Alaska seems like an unlikely battleground in the fight for control of Senate--Alaskans have not sent a Democrat to the Senate since 1974--but this year's contest for the nation's upper house could be among the most competitive in the country.

Incumbent GOP senator Lisa Murkowski won her primary last Tuesday, defeating challenger Mike Miller, but the returns suggest that she'll have a bumpy ride to November. Murkowski took 58 percent of the vote, but outspent Miller 11-1. What's more, the pre-primary polls proved generous to Murkowski after Miller captured almost 10 points more than the 29 percent of the vote polls indicated he'd garner.

Murkowski's problem is that she's burdened with significant political baggage. Her father is former senator Frank Murkowski, who left the Senate after being elected governor in 2002. Winning the governorship gave him authority to name his successor and after a few weeks, he chose his daughter Lisa, then a state legislator. The appointment raised eyebrows, both in Alaska and nationally. Miller says that besides Murkowski's lack of conservative credentials--he's criticized her for supporting gun control, abortion rights, and higher taxes--one of the major reasons he ran was in objection to her appointment by her father.
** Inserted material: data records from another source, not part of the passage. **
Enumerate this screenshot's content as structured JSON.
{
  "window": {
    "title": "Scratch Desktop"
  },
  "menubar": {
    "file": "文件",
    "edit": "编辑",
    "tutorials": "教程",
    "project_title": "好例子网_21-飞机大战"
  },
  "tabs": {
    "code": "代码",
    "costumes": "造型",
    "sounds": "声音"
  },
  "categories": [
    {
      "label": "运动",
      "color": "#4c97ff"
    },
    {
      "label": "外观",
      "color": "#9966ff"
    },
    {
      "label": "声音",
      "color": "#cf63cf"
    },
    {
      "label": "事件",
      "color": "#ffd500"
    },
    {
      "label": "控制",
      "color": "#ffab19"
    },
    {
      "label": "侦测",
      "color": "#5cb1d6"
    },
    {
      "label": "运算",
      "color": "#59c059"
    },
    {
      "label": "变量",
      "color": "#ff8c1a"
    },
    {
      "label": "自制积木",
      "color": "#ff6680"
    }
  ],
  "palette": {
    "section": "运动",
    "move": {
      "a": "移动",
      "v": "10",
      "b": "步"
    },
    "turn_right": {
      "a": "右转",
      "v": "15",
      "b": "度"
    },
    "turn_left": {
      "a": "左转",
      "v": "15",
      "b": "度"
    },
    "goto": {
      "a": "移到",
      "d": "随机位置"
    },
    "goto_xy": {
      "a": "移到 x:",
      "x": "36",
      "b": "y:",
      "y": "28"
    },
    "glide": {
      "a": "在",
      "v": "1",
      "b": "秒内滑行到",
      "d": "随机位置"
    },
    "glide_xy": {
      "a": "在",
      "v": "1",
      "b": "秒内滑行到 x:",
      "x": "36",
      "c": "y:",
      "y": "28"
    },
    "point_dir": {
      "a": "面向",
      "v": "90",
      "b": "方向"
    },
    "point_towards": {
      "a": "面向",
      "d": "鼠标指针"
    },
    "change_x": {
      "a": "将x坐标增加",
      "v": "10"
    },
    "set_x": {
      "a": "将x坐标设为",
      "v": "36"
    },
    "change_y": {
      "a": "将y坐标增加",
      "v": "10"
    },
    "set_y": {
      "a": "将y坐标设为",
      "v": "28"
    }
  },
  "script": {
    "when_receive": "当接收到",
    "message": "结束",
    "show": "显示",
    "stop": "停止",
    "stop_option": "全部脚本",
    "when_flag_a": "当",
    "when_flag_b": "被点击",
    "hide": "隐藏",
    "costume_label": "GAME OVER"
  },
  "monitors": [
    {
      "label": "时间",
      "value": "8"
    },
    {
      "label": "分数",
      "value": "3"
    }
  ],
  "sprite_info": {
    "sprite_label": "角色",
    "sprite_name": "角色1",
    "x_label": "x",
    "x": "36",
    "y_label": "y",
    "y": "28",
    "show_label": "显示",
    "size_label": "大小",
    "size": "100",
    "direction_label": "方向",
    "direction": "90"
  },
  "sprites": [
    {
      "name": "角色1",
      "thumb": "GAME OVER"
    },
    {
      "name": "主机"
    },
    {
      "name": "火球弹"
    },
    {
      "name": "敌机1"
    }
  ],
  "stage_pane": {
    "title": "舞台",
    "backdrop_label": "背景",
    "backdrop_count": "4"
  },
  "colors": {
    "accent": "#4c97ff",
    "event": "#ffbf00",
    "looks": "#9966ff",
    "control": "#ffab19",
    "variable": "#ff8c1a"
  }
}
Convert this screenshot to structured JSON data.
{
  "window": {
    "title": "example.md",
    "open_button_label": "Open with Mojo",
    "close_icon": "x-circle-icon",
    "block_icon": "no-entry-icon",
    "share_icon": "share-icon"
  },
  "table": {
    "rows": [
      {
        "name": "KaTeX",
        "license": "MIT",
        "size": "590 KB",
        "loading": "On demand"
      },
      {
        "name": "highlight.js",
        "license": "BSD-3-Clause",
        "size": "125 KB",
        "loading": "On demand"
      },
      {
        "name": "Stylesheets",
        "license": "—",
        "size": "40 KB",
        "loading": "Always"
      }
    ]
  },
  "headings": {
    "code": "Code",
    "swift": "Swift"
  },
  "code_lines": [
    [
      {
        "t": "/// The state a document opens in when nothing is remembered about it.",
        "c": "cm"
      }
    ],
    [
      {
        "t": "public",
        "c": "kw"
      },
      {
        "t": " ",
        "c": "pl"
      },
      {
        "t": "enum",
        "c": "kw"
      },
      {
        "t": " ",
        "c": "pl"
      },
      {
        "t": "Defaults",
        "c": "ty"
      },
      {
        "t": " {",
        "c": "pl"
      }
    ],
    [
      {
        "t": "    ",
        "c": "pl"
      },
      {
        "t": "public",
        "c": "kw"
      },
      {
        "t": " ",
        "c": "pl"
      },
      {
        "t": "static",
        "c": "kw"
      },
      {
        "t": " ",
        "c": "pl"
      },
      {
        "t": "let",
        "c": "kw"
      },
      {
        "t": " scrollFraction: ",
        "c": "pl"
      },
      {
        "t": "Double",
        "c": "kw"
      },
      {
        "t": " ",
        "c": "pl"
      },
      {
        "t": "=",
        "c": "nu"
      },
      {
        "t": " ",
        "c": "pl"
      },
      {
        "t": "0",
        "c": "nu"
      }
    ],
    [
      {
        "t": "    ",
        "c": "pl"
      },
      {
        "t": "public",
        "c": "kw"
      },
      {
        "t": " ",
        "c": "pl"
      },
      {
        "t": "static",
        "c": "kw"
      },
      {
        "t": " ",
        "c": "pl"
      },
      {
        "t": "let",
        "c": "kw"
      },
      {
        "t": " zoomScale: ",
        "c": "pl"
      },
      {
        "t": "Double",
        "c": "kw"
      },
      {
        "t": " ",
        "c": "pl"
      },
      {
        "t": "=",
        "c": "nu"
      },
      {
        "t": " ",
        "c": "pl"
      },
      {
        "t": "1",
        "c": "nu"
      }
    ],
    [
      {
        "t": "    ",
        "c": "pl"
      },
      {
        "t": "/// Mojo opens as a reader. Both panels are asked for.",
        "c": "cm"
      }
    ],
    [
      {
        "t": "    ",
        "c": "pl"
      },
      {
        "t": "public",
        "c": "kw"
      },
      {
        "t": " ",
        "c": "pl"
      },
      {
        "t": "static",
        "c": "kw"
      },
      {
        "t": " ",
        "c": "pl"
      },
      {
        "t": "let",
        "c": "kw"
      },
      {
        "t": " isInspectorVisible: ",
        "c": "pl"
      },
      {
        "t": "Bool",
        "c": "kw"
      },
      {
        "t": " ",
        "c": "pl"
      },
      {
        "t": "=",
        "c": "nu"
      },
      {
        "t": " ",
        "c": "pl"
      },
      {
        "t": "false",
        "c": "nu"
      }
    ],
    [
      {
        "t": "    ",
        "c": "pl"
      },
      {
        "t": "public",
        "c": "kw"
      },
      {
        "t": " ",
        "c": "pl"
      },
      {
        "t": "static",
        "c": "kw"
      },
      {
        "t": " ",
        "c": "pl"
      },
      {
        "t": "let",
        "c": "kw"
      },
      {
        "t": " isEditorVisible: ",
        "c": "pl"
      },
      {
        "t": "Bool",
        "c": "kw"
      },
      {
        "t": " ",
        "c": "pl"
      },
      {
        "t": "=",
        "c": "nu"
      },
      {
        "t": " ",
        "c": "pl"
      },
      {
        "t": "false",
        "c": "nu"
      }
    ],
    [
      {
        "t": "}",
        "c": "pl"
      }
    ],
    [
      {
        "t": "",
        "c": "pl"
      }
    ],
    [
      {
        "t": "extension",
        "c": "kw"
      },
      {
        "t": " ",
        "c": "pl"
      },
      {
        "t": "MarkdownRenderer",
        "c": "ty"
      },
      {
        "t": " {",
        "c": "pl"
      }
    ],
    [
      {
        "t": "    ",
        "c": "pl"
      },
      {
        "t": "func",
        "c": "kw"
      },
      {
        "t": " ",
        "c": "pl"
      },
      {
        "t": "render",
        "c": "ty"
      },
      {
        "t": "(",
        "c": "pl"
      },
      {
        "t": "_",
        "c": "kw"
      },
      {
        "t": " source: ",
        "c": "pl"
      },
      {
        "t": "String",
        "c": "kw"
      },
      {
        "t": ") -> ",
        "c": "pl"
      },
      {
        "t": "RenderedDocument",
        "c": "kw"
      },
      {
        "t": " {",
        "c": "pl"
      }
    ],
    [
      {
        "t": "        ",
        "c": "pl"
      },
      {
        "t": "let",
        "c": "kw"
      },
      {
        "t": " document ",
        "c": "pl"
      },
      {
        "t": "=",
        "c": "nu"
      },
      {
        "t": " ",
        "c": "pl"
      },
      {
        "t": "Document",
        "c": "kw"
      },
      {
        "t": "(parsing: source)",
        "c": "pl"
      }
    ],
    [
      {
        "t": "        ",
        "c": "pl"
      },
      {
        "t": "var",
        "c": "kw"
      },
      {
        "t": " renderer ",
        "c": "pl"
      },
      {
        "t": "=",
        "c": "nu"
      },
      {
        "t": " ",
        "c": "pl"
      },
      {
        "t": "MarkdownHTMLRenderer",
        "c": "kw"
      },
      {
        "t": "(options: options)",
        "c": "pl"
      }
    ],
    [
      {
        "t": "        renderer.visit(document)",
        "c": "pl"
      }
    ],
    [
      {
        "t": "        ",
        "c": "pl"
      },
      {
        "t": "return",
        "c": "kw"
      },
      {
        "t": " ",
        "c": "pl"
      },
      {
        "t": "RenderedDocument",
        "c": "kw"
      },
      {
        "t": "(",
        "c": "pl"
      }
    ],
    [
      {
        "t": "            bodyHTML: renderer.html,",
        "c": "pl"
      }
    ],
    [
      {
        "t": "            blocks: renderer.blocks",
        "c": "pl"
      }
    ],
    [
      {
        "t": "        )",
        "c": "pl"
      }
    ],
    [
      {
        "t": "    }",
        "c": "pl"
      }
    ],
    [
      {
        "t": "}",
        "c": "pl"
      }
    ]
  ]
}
Murkowski has confronted the appointment aggressively, telling voters that they should judge her record in the Senate, not how she got there. "Her focus in the race," according to the National Journal's Hotline, is "to put some distance between her work in the Senate and her father's actions as governor."

Nepotism isn't the only thing hurting Murkowski's reelection bid. She also suffers guilt by association. Governor Murkowski's popularity has suffered in the past two years, sinking to almost half of the 70 percent approval rating he held in the Senate, after he reneged on several campaign promises, cut $138 million from the state budget in 2003, and eliminated a bonus program for some of Alaska's senior citizens. In turn, his daughter's popularity has tanked as well. Over the last three months her disapproval rating has gone from 37 percent to 43 percent, Alaska pollster Ivan Moore told the Anchorage Daily News.

National Democrats are targeting the seat and have recruited the best possible candidate in popular former governor Tony Knowles. Knowles started campaigning over a year ago, emphasizing his record as governor and the need for Alaska to have a Democratic voice in its congressional delegation. He has said that he won't campaign on the nepotism issue, but he won't have to. An initiative that would bar the governor from making that kind of appointment again will be on the ballot in November and its sponsors--mostly Democrats--will surely keep the issue front and center.

The wrench in Knowles's machine is that, like Murkowski, he supports drilling in the Arctic National Wildlife Refuge, a measure a heavy majority of Alaskans support, but one that presidential nominee John Kerry ardently opposes. Meantime, Kerry will be lucky to carry a third of the presidential vote in one of the country's reddest states. If Knowles loses in November, he can chalk at least part of it up to the unpopularity of his party's national ticket.

Rachel DiCarlo is an editorial assistant at The Weekly Standard.